Despite murmurings from some Liberal Democrats, the coalition is already intent on renewing a weapons system which, if ever deployed, would result in the deaths of thousands if not millions of human beings.
A costing commissioned by a cross-party group of MPs – which included former defence secretaries Malcolm Rifkind, Labour’s Des Brown and Menzies Campbell – says the full cost of replacing Trident will be £83.5bn.
Savings could be spread over years until 2062 of course; but that would still mean spending £1.86bn a year on the project.
To put this amount of money into some sort of perspective, George Osborne’s first “emergency” budget planned for cuts of six billion pounds; on the back of which public sector workers also faced a three per cent rise in their pension contributions to save the state just under two billion.
In terms of where the money that is being spent on Trident might alternatively be used, a modern state-of-the-art hospital costs in the region of £545 million to build (which, as it happens, would save thousands of lives a year rather than stand-by ready to exterminate them), and to give free school dinners to all children in families in receipt of Universal Credit would cost around £500 million per year.
And according to the Institute for Public Policy Research (IPPR), the cost of universal childcare would be £6.7bn.
Commenting on the cost to the taxpayer of Trident, CND general secretary Kate Hudson told Left Foot Forward it was “impossible to see any justification for spending over £100 billion on a Cold War weapons system which senior military figures describe as useless.”
“The opportunity costs are massive, whether you look at the impact on health, education, social services, or indeed other elements of the defence budget – troops have already been cut in their tens of thousands,” she said.
As for the contemporary security threat, back in 2009 a letter sent to The Times signed by a group of senior military officers – figures not known for pacifist tendencies – said the following:
“Nuclear weapons have shown themselves to be completely useless as a deterrent to the threats and scale of violence we currently face or are likely to face, particularly international terrorism.”

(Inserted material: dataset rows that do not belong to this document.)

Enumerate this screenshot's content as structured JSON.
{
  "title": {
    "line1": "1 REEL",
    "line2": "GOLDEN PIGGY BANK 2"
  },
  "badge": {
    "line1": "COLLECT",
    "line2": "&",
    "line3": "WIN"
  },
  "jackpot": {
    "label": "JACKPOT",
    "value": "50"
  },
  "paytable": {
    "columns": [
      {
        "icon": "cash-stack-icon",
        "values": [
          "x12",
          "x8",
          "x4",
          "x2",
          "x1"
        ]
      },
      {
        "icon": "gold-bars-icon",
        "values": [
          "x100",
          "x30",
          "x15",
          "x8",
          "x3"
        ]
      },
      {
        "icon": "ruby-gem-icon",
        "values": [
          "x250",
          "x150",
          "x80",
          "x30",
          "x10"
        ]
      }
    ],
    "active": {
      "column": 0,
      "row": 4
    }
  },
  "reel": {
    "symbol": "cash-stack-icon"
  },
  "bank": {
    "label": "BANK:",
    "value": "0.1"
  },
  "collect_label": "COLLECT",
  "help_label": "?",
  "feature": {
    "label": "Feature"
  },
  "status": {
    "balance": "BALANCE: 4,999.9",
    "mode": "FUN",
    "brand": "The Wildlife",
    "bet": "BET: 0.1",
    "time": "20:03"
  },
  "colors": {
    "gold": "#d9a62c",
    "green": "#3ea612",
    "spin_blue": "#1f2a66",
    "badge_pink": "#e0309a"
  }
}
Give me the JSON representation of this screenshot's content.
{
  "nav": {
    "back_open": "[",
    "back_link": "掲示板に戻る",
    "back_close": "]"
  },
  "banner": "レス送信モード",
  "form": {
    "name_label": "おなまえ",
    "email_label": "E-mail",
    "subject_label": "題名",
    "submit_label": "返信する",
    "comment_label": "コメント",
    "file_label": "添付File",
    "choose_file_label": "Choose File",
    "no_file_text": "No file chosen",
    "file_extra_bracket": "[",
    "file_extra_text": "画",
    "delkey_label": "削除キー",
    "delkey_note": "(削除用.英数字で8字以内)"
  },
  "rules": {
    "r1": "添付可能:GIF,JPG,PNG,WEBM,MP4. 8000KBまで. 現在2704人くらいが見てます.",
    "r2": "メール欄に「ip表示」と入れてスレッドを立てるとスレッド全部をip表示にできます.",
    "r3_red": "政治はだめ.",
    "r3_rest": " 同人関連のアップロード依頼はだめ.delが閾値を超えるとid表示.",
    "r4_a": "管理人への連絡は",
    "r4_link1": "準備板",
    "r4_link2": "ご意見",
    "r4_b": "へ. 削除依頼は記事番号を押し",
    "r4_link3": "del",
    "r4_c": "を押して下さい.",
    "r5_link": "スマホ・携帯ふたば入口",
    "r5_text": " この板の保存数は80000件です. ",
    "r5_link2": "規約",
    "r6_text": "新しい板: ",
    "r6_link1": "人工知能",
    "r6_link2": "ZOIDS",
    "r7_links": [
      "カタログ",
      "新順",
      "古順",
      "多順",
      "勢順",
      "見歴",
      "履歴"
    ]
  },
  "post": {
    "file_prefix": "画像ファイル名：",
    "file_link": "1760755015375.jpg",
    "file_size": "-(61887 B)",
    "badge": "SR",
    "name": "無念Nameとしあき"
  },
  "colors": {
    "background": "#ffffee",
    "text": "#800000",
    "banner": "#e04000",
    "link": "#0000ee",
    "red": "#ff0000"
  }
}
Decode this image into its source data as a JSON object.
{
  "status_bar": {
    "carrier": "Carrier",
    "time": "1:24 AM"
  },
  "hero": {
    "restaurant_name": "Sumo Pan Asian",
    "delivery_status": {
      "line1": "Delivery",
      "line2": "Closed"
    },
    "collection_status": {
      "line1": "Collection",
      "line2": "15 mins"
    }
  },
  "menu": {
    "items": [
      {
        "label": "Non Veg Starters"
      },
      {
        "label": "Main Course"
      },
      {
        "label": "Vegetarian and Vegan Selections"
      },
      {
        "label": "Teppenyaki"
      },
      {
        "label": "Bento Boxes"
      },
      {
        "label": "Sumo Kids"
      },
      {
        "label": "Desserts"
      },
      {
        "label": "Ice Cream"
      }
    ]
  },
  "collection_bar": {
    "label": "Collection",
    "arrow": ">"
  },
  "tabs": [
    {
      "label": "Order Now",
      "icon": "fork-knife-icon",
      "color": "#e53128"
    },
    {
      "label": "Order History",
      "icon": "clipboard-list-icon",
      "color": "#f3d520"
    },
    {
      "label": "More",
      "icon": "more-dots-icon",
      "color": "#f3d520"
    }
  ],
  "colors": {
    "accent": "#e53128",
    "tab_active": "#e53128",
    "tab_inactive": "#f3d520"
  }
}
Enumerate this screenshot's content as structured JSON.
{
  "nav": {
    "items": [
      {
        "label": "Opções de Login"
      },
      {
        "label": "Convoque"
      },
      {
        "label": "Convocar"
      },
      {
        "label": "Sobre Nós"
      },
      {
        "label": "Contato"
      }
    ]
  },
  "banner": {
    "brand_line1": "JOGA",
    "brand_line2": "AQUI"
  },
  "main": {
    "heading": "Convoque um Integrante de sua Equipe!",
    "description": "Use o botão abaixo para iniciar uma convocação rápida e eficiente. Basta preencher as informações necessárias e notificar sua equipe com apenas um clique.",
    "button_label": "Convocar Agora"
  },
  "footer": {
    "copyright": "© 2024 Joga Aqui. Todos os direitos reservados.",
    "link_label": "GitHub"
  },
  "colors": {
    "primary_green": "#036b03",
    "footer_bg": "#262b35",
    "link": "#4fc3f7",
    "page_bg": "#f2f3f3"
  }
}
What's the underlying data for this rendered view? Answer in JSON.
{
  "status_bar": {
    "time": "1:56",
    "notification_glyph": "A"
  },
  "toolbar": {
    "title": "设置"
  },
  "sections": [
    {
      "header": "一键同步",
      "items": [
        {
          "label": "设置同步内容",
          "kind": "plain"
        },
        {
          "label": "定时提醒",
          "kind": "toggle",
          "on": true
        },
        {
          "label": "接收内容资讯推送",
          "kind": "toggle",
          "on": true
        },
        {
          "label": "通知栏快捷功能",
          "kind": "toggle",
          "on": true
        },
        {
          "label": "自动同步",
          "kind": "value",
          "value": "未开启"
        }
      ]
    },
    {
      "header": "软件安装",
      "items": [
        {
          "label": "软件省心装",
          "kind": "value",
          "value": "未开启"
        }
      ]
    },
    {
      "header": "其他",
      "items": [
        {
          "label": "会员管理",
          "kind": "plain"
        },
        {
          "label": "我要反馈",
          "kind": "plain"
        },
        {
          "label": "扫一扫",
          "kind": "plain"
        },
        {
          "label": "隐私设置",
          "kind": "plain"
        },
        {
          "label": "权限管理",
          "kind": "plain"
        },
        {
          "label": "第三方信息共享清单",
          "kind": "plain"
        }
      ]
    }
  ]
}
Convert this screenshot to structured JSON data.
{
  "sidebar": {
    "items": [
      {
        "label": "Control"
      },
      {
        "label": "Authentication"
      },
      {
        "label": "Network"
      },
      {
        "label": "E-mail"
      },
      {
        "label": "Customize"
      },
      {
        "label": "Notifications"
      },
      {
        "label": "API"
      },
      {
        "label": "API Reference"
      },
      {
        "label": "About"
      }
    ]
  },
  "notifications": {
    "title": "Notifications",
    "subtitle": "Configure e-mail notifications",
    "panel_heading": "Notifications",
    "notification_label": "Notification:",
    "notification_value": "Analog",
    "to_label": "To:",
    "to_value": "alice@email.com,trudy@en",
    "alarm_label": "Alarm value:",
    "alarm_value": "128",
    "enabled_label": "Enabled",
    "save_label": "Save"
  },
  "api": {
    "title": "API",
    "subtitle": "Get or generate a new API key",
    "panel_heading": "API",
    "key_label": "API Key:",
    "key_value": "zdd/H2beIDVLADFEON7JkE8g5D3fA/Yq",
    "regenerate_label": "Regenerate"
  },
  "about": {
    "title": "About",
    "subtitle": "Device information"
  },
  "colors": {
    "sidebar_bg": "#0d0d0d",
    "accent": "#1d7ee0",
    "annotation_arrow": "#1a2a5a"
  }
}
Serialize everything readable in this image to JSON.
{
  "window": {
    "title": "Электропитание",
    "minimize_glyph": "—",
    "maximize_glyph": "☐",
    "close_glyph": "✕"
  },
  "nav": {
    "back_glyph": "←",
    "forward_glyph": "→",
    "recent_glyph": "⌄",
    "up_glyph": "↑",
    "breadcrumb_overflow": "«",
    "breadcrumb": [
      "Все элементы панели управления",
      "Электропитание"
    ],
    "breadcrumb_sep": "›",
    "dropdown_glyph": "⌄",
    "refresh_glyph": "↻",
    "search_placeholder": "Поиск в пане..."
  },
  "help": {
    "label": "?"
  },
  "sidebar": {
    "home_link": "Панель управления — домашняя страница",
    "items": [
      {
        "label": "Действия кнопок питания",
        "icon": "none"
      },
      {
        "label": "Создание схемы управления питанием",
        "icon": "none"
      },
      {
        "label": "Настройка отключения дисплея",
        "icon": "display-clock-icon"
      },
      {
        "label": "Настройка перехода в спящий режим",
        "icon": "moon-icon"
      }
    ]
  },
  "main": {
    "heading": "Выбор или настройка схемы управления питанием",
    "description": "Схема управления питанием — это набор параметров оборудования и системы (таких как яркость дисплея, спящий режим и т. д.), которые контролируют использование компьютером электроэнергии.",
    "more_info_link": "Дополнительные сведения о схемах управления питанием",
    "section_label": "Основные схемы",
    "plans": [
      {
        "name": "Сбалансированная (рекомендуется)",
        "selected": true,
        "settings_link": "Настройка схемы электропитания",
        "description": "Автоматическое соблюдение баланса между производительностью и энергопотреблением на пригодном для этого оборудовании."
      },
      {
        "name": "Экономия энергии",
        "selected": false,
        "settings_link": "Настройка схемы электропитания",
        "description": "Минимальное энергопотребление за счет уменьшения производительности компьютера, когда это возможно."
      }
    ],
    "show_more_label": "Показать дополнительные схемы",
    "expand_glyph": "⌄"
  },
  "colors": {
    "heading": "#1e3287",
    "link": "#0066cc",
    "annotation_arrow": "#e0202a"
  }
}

Anyone who has ever cracked a joke about nuclear weapons, or reflected on what we might do with them were we to go to war, or who has accepted them as an everyday part of civilisation, like the car or the internet, ought to ponder for a moment the innumerable better things the money might be spent on.